THE DATA Start Marker

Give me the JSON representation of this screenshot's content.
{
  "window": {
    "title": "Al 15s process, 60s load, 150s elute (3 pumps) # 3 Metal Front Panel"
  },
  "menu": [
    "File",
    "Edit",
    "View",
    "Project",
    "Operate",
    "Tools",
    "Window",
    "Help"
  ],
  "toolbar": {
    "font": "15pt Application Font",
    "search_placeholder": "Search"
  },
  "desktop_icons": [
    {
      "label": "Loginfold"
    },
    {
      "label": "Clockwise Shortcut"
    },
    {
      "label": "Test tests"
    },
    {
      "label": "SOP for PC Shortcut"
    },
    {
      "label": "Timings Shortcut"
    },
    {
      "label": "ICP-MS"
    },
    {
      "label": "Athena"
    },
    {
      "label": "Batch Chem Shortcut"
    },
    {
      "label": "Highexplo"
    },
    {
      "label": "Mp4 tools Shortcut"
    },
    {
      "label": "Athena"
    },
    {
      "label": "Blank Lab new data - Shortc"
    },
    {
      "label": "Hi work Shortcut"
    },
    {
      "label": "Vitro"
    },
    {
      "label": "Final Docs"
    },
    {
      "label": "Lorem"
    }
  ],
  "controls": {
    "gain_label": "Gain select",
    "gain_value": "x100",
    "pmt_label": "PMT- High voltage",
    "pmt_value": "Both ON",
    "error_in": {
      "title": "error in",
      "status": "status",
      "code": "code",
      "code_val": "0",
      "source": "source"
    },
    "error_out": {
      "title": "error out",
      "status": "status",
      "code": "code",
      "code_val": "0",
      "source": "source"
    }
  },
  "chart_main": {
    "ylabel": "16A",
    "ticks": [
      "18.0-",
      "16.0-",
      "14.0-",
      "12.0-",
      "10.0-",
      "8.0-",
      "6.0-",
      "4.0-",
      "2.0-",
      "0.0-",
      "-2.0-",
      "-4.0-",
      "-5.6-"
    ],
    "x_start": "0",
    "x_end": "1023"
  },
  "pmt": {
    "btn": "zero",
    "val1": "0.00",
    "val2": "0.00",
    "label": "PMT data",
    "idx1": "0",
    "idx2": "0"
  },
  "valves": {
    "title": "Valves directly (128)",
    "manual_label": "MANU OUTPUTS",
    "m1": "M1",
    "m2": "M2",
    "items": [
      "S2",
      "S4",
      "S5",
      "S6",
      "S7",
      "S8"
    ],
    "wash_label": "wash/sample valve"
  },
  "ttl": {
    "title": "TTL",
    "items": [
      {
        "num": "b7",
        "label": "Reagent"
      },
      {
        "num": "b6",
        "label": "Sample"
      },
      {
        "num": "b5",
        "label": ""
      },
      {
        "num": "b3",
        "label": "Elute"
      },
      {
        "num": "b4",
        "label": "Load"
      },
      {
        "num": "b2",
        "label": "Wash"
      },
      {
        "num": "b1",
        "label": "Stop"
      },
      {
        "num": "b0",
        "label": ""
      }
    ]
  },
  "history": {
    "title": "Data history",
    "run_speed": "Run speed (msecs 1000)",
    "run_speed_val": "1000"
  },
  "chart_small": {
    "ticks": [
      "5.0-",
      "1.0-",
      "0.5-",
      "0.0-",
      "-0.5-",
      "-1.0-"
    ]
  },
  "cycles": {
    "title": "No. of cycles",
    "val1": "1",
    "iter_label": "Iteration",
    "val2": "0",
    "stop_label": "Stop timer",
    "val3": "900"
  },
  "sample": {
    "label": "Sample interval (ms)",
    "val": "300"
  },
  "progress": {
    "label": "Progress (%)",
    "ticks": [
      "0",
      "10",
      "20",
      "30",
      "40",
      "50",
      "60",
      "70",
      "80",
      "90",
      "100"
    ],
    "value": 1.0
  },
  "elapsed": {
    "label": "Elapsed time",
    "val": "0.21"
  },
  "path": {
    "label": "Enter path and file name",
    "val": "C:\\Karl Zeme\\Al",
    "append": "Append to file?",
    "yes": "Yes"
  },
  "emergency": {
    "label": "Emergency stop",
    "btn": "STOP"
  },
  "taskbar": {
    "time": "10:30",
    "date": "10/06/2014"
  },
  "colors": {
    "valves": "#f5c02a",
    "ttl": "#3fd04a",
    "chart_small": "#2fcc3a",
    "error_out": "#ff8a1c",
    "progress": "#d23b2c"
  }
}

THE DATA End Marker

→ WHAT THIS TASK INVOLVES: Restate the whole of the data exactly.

→ SOLUTION TO THIS PROBLEM:
Give me the JSON representation of this screenshot's content.
{
  "window": {
    "title": "Al 15s process, 60s load, 150s elute (3 pumps) # 3 Metal Front Panel"
  },
  "menu": [
    "File",
    "Edit",
    "View",
    "Project",
    "Operate",
    "Tools",
    "Window",
    "Help"
  ],
  "toolbar": {
    "font": "15pt Application Font",
    "search_placeholder": "Search"
  },
  "desktop_icons": [
    {
      "label": "Loginfold"
    },
    {
      "label": "Clockwise Shortcut"
    },
    {
      "label": "Test tests"
    },
    {
      "label": "SOP for PC Shortcut"
    },
    {
      "label": "Timings Shortcut"
    },
    {
      "label": "ICP-MS"
    },
    {
      "label": "Athena"
    },
    {
      "label": "Batch Chem Shortcut"
    },
    {
      "label": "Highexplo"
    },
    {
      "label": "Mp4 tools Shortcut"
    },
    {
      "label": "Athena"
    },
    {
      "label": "Blank Lab new data - Shortc"
    },
    {
      "label": "Hi work Shortcut"
    },
    {
      "label": "Vitro"
    },
    {
      "label": "Final Docs"
    },
    {
      "label": "Lorem"
    }
  ],
  "controls": {
    "gain_label": "Gain select",
    "gain_value": "x100",
    "pmt_label": "PMT- High voltage",
    "pmt_value": "Both ON",
    "error_in": {
      "title": "error in",
      "status": "status",
      "code": "code",
      "code_val": "0",
      "source": "source"
    },
    "error_out": {
      "title": "error out",
      "status": "status",
      "code": "code",
      "code_val": "0",
      "source": "source"
    }
  },
  "chart_main": {
    "ylabel": "16A",
    "ticks": [
      "18.0-",
      "16.0-",
      "14.0-",
      "12.0-",
      "10.0-",
      "8.0-",
      "6.0-",
      "4.0-",
      "2.0-",
      "0.0-",
      "-2.0-",
      "-4.0-",
      "-5.6-"
    ],
    "x_start": "0",
    "x_end": "1023"
  },
  "pmt": {
    "btn": "zero",
    "val1": "0.00",
    "val2": "0.00",
    "label": "PMT data",
    "idx1": "0",
    "idx2": "0"
  },
  "valves": {
    "title": "Valves directly (128)",
    "manual_label": "MANU OUTPUTS",
    "m1": "M1",
    "m2": "M2",
    "items": [
      "S2",
      "S4",
      "S5",
      "S6",
      "S7",
      "S8"
    ],
    "wash_label": "wash/sample valve"
  },
  "ttl": {
    "title": "TTL",
    "items": [
      {
        "num": "b7",
        "label": "Reagent"
      },
      {
        "num": "b6",
        "label": "Sample"
      },
      {
        "num": "b5",
        "label": ""
      },
      {
        "num": "b3",
        "label": "Elute"
      },
      {
        "num": "b4",
        "label": "Load"
      },
      {
        "num": "b2",
        "label": "Wash"
      },
      {
        "num": "b1",
        "label": "Stop"
      },
      {
        "num": "b0",
        "label": ""
      }
    ]
  },
  "history": {
    "title": "Data history",
    "run_speed": "Run speed (msecs 1000)",
    "run_speed_val": "1000"
  },
  "chart_small": {
    "ticks": [
      "5.0-",
      "1.0-",
      "0.5-",
      "0.0-",
      "-0.5-",
      "-1.0-"
    ]
  },
  "cycles": {
    "title": "No. of cycles",
    "val1": "1",
    "iter_label": "Iteration",
    "val2": "0",
    "stop_label": "Stop timer",
    "val3": "900"
  },
  "sample": {
    "label": "Sample interval (ms)",
    "val": "300"
  },
  "progress": {
    "label": "Progress (%)",
    "ticks": [
      "0",
      "10",
      "20",
      "30",
      "40",
      "50",
      "60",
      "70",
      "80",
      "90",
      "100"
    ],
    "value": 1.0
  },
  "elapsed": {
    "label": "Elapsed time",
    "val": "0.21"
  },
  "path": {
    "label": "Enter path and file name",
    "val": "C:\\Karl Zeme\\Al",
    "append": "Append to file?",
    "yes": "Yes"
  },
  "emergency": {
    "label": "Emergency stop",
    "btn": "STOP"
  },
  "taskbar": {
    "time": "10:30",
    "date": "10/06/2014"
  },
  "colors": {
    "valves": "#f5c02a",
    "ttl": "#3fd04a",
    "chart_small": "#2fcc3a",
    "error_out": "#ff8a1c",
    "progress": "#d23b2c"
  }
}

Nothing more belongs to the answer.